"But it metaphorically means the entrance and the power of what the lion represents ... therefore the power and the entrance of a king when a king enters," he says. "It's a calling to alert the nation, whether it's in animals or in human beings, the king is arriving. So metaphorically, when you look at both, if you imagine everywhere Nelson Mandela entered, it was a huge power in his entrance that represents the power of a lion."
Lebo, not Zimmer, ended up recording the choirs weeks before the South African election as a civil war raged outside. As Zimmer explains: "The studio was like sanctuary and none of the singers would leave the studio because they didn't wanna go. Music was sanity."
The bus arrives, Zimmer drops his shoulder bag and jacket in a dressing room and immediately heads to the stage. ("First thing I have to do, I have to smell the room," he said earlier.) He sits down at the piano (topped with a martini glass and shaker) at center stage and starts plunking out his theme to 1989's Driving Miss Daisy. Around him, the shell of the evening's show is mostly in place – tympani, a modular synth set up, bell chimes. The guitar tech, Graham Merchant, plays Kendrick Lamar from a UE Boom speaker.
"What I do like are the seats are pretty close," Zimmer says about the venue. "I do get to look in people's eyes."
Before sound check, Carl Kleinsteuber, a local tuba player in the pick-up band, approaches Zimmer to tell him he's a fan.
"No, no," Zimmer demurs, "after tonight, I will be your biggest fan."
That night's show was bombastic, majestic and occasionally avant-garde (especially thanks to the slow-climbing glissando of The Dark Knight's Joker theme "Why So Serious?"). Cellist Tina Guo whips her hair and Marr raises his guitar. Lebo put his arm around Hans, sang with his daughter Refi and received no shortage of standing applause. Zimmer thanks a section for being noisy.
He admitted to being a little worried before he got on stage that night ("It's called free-flowing anxiety. Who knows?") and has dealt with stage fright in the past. Zimmer says that Pharrell even knew about his stage fright after the singer invited him to play guitar on the 2015 Grammys. He says the superstar made a lot of eye contact as a "brotherly gesture."
"To go from Milan to Dallas seems very different and I didn't know what to expect from the audience," Zimmer says, now backstage, already in his button-up pajama top and eating a banana. "And then, straightaway, I mean, literally, just being up on stage and just seeing the first few rows being totally with me was great."
Behind him in his dressing room is a Sohmer piano with a musty smell and some dirty keys. So far, he hasn't played it.

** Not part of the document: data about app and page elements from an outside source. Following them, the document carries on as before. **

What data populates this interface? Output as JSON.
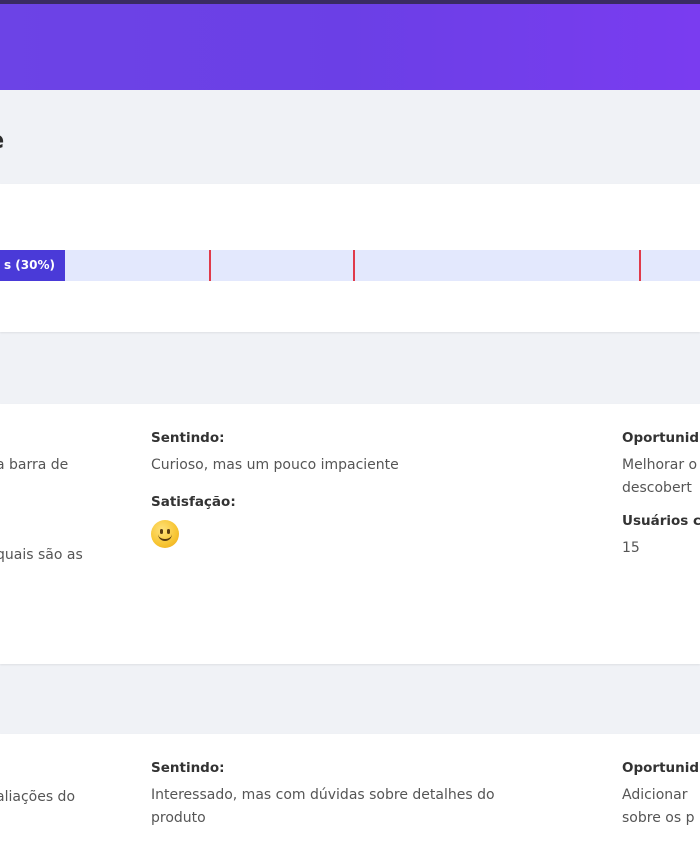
{
  "header": {},
  "page": {
    "title": "e"
  },
  "progress": {
    "fill_label": "s (30%)",
    "fill_percent": 30
  },
  "stages": [
    {
      "left_text_1": "a barra de",
      "left_text_2": "quais são as",
      "feeling_label": "Sentindo:",
      "feeling_value": "Curioso, mas um pouco impaciente",
      "satisfaction_label": "Satisfação:",
      "satisfaction_icon": "slightly-smiling-face-icon",
      "opportunity_label": "Oportunid",
      "opportunity_value_1": "Melhorar o",
      "opportunity_value_2": "descobert",
      "users_label": "Usuários c",
      "users_value": "15"
    },
    {
      "left_text_1": "aliações do",
      "feeling_label": "Sentindo:",
      "feeling_value_1": "Interessado, mas com dúvidas sobre detalhes do",
      "feeling_value_2": "produto",
      "opportunity_label": "Oportunid",
      "opportunity_value_1": "Adicionar",
      "opportunity_value_2": "sobre os p"
    }
  ],
  "colors": {
    "header_start": "#6c43e6",
    "header_end": "#7a3cf0",
    "progress_fill": "#4a3ad8",
    "progress_track": "#e3e8fd",
    "marker": "#e03a4a"
  }
}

"I, on purpose, haven't played the piano because I looked at it and I thought, 'It's going to be... " he interrupts his own thought and says, "Well, come on let's do it."
He wanders over and meanders through the Sherlock Holmes theme with a few pauses and bum notes.
"It's a perfect piano to do Sherlock Holmes," he says before two more starts. "I can't remember how it goes. See, I can play it on the banjo, but I can't play it on the piano. I thought it would be a real disappointment but it's actually a really nice, moody piano," he says, before playing wordlessly for more than a minute.
He starts Beethoven's "Für Elise," talks about the theory that the "Elise" in question was actually a transcription error, and starts the composer's "Sonata Pathétique" mid-story.
"Doesn't that just kill you how simple and perfect that is?" he says.
"One of my favorites," says Nick Glennie-Smith, film composer and Zimmer musician, who had wandered in.
Zimmer's bus heads for Houston that night, the rock & roll summer of someone who gathers orchestras and plays Beethoven backstage rolls on. Does the successful composer have any long-held fantasies about being a touring musician?
"No, weirdly there never were," he says. "No, look, my long-held fantasy which will never happen is that I could play guitar like Stevie Ray Vaughan and play the blues all night."